How Do Low Expectations Work For Asbury Park’s Special Needs Kids? Legislators and State Board Members Pay Heed.

On Tuesday I commented on the New Jersey Department of Education’s proposal to the State Board of Education to lower standards for high school graduation. Instead of focusing on what NJ parents really need — clear information about school quality and student progress towards independent adulthood (70% of NJ community college students have to take remedial courses on content they should have mastered in high school)  — the DOE, with the backing of Gov. Murphy/NJEA …

State Board of Education Caves to Murphy and Repollet’s Regressive Demands: Can the Assembly Save Our Kids?

Yesterday the State Board of Education (with the exception of bold Vice President Andy Mulvihill) folded to pressure and voted 12-1 to eliminate the 10th grade standardized assessments that offer guidance to families, teachers, and schools on students’ academic strengths and weaknesses. Think of this as a domino effect: NJEA leaders own Governor Murphy, who accepted an early endorsement in exchange for a promise to eliminate PARCC “Day 1.” Murphy owns Lamont Repollet (who, to …

The NJ DOE Is Desperate to Lower Standards. Here is Why This Approach Will Make State Tests More Stressful For Students.

This is an guest post by Patricia Morgan, Executive Director of JerseyCAN and Shelley Skinner, Executive Director of Better Education for Kids. It first appeared in NJ Spotlight. If we can all agree that the goal of student assessments should be to maximize the value and timeliness of the data received and minimize the amount of stress we put on students, then the latest proposal from Education Commissioner Lamont Repollet and the state Department of …

Murphy Manages To Deliver What Nobody Wants.

Governor Phil Murphy loves to talk about how he’s moving New Jersey forward but in the world of K-12 education he’s intent on moving us back ten years. Remember the days of the High School Proficiency Assessments (HSPA), those basic skills tests that former Education Commissioner Lucille Davy, who served under Jon Corzine, deemed “8th grade level”? The assessments so easy to pass that our graduation rate was sky-high and first-year college students, deceived by …

With New Student Test Results Released, Repollet Tries to Turn New Jersey Public Schools into One Big Asbury Park.

Yesterday Education Commissioner Lamont Repollet presented the State Board of Education with last Spring’s standardized test scores.

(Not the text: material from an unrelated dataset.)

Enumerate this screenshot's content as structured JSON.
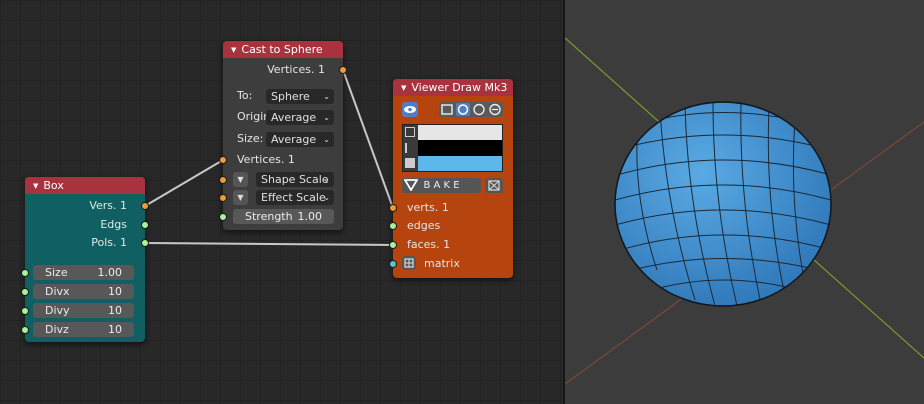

NJ Spotlight describes the results as “leveling off of gains under the old PARCC tests, with only about half the students passing the math and language-arts exams.” The Star-Ledger concluded, “many New Jersey students are still struggling to make the grade, and statewide gains in test scores are starting to level off.”  In our fifth year of testing …

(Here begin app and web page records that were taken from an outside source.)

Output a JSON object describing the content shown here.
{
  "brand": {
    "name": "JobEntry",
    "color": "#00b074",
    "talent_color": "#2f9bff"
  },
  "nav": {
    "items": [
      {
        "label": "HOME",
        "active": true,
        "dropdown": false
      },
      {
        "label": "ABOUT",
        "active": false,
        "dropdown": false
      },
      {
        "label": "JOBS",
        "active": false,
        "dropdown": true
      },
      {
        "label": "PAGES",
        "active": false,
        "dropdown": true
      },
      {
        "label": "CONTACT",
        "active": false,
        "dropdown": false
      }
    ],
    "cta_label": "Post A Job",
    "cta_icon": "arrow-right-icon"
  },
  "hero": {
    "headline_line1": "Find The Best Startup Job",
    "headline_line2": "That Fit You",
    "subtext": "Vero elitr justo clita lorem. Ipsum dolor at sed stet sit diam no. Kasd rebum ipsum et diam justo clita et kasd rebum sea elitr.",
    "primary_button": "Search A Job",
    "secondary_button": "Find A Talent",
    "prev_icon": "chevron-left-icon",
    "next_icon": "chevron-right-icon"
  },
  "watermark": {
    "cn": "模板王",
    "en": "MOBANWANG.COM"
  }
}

What Does Your New VP of the New Jersey State Board of Education Think About Testing and Accountability? Let Him Tell You Himself.

Last week Andrew Mulvihill was elected Vice President of the New Jersey State Board of Education, with Kathy Goldenberg as President. He shared with me his remarks upon his election, prefacing them by noting that he is “looking forward to a fresh, new approach to how the board operates. With what limited power we do have I plan on pursuing an agenda that focuses on standards and accountability because that’s what’s best for New Jersey …

Who Needs Algebra II? A New Report Reveals Disconnect Between Test-Haters and What New Jersey Students Need To Live Here.

Less than two weeks ago a local paper reported that Trenton public schools students feel unsafe and uneducated.  At about the same time an appellate court ruled that the New Jersey Department of Education’s regulations governing PARCC assessments “are in violation of laws passed by the Legislature,” setting those Trenton students up for even lower standards for academic growth. (Here’s my post on that.) Now, in another flash of happenstance, Konrad Mugglestone and Michael Dannenberg have published …